Spotlight on Trials

Spotlight on Trials

Enabling and funding research is just one of the ways we’re here, at every step, to support you with and beyond cancer.

For any enquiries regarding any of the trails please email: [email protected]

Could taking aspirin help reduce the chances of developing cancer?

January 2020
Weston Park’s participation in the international Add Aspirin trial hopes to determine whether or not aspirin, a common painkiller drug, could help reduce the chances of developing cancer. There is evidence that taking regular aspirin may reduce cancer diagnoses and their outcome but due to side effects which can be associated with taking aspirin on a regular basis, it is not yet clear whether the potential benefits outweigh the risks.
The trial which is being led by MRC Clinical Trials Unit at University College London is still recruiting patients with breast, prostate, bowel and oeosophagogastric cancers. So far 90 patients in Sheffield have participated, making a really valuable contribution to answering this important question.


“Pancreatic cancer survival rates haven’t improved in 50 years…we’re changing that”

November 2019  


This year, over £340,000 of our funds have been invested into Weston Park’s Cancer Clinical Trials Centre, which delivers the vital research and clinical trials that often change and save lives. This month, we’re catching up with Jon Wadsley who is leading trials on pancreatic cancer, currently the third leading cause of cancer death in the UK.

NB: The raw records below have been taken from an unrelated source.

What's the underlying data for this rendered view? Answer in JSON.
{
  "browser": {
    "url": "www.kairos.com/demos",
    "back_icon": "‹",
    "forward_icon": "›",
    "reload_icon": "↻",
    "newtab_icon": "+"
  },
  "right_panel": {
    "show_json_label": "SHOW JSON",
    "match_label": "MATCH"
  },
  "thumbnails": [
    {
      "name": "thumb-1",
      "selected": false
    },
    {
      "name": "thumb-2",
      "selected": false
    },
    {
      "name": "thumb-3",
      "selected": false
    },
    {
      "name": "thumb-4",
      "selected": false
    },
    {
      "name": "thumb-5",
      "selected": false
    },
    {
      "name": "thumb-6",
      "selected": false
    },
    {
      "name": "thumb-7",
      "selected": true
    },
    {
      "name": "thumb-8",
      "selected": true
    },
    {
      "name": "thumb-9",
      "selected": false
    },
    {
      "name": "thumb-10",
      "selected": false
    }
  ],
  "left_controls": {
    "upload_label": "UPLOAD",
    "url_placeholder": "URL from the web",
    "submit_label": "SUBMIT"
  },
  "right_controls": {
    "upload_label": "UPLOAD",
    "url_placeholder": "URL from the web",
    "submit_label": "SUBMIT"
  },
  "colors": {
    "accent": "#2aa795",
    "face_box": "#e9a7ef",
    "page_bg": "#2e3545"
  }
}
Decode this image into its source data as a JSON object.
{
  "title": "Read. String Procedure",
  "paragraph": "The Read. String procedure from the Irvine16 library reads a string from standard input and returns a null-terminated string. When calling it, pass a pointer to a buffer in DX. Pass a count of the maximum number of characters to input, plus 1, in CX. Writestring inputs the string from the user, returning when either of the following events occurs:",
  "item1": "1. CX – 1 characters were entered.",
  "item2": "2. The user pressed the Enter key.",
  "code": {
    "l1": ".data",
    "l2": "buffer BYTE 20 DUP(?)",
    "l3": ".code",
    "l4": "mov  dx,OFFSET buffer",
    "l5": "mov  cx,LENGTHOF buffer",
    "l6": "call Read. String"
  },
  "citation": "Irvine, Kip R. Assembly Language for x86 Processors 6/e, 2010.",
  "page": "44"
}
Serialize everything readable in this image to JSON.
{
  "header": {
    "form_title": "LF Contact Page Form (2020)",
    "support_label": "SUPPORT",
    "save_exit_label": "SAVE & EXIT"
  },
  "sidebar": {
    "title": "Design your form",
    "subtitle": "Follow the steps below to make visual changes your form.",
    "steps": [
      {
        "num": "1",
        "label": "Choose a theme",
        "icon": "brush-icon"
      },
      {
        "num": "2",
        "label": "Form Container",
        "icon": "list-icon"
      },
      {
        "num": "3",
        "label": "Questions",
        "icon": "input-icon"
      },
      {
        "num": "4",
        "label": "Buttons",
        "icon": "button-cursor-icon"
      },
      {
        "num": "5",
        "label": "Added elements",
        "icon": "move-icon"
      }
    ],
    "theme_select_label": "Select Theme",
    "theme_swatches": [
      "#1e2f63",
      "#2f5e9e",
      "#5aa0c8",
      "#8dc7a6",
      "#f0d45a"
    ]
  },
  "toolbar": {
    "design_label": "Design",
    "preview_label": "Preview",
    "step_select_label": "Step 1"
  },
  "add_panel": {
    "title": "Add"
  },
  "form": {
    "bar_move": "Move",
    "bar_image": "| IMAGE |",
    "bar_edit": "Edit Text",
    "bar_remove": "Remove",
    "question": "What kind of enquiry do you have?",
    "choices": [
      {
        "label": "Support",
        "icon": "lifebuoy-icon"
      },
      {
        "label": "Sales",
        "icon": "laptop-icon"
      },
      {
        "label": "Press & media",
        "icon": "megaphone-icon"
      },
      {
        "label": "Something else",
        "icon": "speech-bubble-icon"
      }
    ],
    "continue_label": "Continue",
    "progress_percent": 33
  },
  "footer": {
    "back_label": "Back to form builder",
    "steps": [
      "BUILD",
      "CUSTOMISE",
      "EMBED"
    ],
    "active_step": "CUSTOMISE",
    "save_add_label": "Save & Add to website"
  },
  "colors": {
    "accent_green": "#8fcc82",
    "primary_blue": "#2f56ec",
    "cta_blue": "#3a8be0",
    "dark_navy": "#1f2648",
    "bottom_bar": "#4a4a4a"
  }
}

“We’re seeing pancreatic cancer become more prevalent, and it’s expected to become the 2ndleading cause of cancer death in the next decade.


From laboratory research we do now have a better understanding of the molecular changes underlying pancreatic cancer, and the fact that a number of subtypes of pancreatic cancer can be identified which might benefit from different, more targeted treatment. This may mean that we could potentially impact survival rates.


We’re inviting newly diagnosed patients to consent to a trial that involves taking some cancer tissue for molecular profiling. The data we gather is shared across a national database contributing to the same trial. That data, from across the UK, can help us to identify potentially more individualised treatment types, ones that patients of these specific cancers might respond better to. In time, I expect to see it change the way we treat and the patients live with and survive pancreatic cancer.”


Sheffield is one of a number of UK centres recruiting to this study, which fits perfectly with our goal at Weston Park Cancer Centre of increasingly personalising the treatment that we offer to our patients to ensure the best possible outcomes.